As of the end of 2011, Midwest Generation operated 5,477 MW of power plants, based on installed capacity acknowledged by PJM, consisting of: six coal-fired plants totaling of 5,172 MW, which include the Powerton, Joliet, Will County, Waukegan, Crawford and Fisk plants in Illinois; and the Fisk and Waukegan on-site, oil-fired peakers consisting of 305 MW.

  • Crawford is a 532-MW, coal-fired plant located in Cook County, within the city limits of Chicago. The operating units are referred to as Units 7 and 8 and began operations in 1958 and 1961, respectively. In February, Midwest Generation decided to shut down Crawford by the end of 2014.

  • Fisk is a 326-MW, coal-fired plant located in Cook County, within the city limits of Chicago. The operating unit is referred to as Unit 19 and began operations in 1959. In February, Midwest Generation decided to shut down Fisk by the end of 2012.

  • Joliet is located in Joliet, Will County, about 40 miles southwest of Chicago. The operating units comprising Joliet are referred to as Units 6, 7 and 8. The operation of Units 6, 7 and 8 began in 1959, 1965 and 1966, respectively. Joliet Unit 6 is a 290-MW, coal-fired unit located adjacent to, but across the Des Plaines River from, Joliet Units 7 and 8. Joliet Units 7 and 8 are coal-fired and have a combined capacity of 1,036 MW.

  • Powerton is a 1,538-MW, coal-fired station located in Pekin, Tazwell County. The operating units comprising the Powerton are referred to as Units 5 and 6 and began operations in 1972 and 1975, respectively.

  • Waukegan is a 689-MW coal plant located in Waukegan, Lake County, on Lake Michigan. The operating units at Waukegan are Units 7 and 8 and began operations in 1958 and 1962, respectively. Midwest Generation shut down permanently Unit 6, representing 100 MW of capacity, in December 2007.

  • Will County is a 761-MW coal plant located in Romeoville, Will County. The operating units are Units 3 and 4 and began operations between 1955 and 1963. Midwest Generation shut down permanently Units 1 and 2 representing 299 MW of capacity in December 2010.

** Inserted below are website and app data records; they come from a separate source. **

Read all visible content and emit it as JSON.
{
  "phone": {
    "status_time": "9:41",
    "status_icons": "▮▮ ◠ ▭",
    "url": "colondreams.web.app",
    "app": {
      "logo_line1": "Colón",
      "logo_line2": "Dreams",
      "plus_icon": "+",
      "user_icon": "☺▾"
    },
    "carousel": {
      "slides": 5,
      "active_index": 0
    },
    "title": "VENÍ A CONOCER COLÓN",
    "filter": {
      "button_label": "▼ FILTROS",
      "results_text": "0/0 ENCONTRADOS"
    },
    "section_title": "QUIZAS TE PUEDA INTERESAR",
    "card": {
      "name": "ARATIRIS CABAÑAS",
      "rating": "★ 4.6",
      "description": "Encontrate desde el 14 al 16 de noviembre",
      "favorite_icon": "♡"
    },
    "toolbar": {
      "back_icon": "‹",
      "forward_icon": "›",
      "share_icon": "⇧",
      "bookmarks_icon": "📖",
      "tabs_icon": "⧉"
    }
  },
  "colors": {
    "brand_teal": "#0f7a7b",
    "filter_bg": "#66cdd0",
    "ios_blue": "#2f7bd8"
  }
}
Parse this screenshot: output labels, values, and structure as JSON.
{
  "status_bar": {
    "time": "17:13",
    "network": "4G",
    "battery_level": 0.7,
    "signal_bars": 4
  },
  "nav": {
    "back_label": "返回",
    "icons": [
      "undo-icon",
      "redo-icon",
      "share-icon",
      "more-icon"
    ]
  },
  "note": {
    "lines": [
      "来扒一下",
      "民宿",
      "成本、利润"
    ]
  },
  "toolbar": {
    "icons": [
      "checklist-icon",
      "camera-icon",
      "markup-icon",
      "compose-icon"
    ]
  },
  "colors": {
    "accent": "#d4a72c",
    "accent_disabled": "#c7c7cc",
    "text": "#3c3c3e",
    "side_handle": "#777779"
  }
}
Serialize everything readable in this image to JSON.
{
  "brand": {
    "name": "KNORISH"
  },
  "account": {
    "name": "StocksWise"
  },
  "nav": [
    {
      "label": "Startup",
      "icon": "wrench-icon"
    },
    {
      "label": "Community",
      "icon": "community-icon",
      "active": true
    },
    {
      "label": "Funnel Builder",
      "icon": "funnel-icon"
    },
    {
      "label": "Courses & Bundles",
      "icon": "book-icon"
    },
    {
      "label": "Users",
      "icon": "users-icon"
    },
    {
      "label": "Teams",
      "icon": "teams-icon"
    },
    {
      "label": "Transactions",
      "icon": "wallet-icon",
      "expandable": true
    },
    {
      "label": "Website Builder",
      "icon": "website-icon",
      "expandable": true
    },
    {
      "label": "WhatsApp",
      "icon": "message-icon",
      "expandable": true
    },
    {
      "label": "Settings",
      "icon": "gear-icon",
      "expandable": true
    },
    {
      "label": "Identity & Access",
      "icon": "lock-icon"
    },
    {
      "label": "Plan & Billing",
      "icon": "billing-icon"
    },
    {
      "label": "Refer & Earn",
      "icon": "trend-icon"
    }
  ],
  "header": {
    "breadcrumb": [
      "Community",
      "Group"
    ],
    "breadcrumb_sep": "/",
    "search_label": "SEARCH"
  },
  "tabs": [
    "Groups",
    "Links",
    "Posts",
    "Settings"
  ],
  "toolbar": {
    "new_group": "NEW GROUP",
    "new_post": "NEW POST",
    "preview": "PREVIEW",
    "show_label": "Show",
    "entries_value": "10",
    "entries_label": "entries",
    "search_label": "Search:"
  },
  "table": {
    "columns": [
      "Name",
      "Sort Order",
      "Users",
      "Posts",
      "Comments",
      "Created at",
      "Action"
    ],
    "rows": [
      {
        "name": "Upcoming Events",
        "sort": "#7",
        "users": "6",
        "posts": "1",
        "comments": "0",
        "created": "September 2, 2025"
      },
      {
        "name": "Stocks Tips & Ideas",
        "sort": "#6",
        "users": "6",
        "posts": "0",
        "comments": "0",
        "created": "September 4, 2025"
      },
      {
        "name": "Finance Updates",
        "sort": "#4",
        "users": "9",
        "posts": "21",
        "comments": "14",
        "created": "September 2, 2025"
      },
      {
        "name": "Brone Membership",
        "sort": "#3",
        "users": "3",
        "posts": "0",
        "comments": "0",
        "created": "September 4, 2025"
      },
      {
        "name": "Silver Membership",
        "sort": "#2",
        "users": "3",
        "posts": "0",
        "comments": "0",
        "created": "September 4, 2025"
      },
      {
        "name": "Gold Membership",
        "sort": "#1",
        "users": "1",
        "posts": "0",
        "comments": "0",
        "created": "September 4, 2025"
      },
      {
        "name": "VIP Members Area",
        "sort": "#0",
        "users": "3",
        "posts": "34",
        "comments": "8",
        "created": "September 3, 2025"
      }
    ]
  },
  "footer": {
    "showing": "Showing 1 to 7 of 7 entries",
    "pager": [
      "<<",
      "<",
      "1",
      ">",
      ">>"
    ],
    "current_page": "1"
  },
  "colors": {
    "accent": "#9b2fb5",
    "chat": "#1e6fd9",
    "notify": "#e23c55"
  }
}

Chicago Mayor Rahm Emanuel and Midwest Generation announced Feb. 29 the planned retirement of Fisk and Crawford. According to an agreement signed by Midwest Generation, the Clean Power Coalition and the city of Chicago, Fisk will be retired by the end of 2012 and Crawford will retire by the end of 2014.

Edison International said in its Feb. 29 earnings statement: “Reflecting low power prices and required retrofits which are less economical for some smaller coal-fired generation stations, [Edison Mission Group] decided to shut down Midwest Generation’s Fisk by the end of 2012 and Crawford by the end of 2014. It also concluded it was less likely to retrofit Waukegan than the remaining larger stations, though no final decision has been made.”

About Barry Cassell 20414 Articles
Barry Cassell is Chief Analyst for GenerationHub covering coal and emission controls issues, projects and policy. He has covered the coal and power generation industry for more than 24 years, beginning in November 2011 at GenerationHub and prior to that as editor of SNL Energy’s Coal Report. He was formerly with Coal Outlook for 15 years as the publication’s editor and contributing writer, and prior to that he was editor of Coal & Synfuels Technology and associate editor of The Energy Report. He has a bachelor’s degree from Central Michigan University.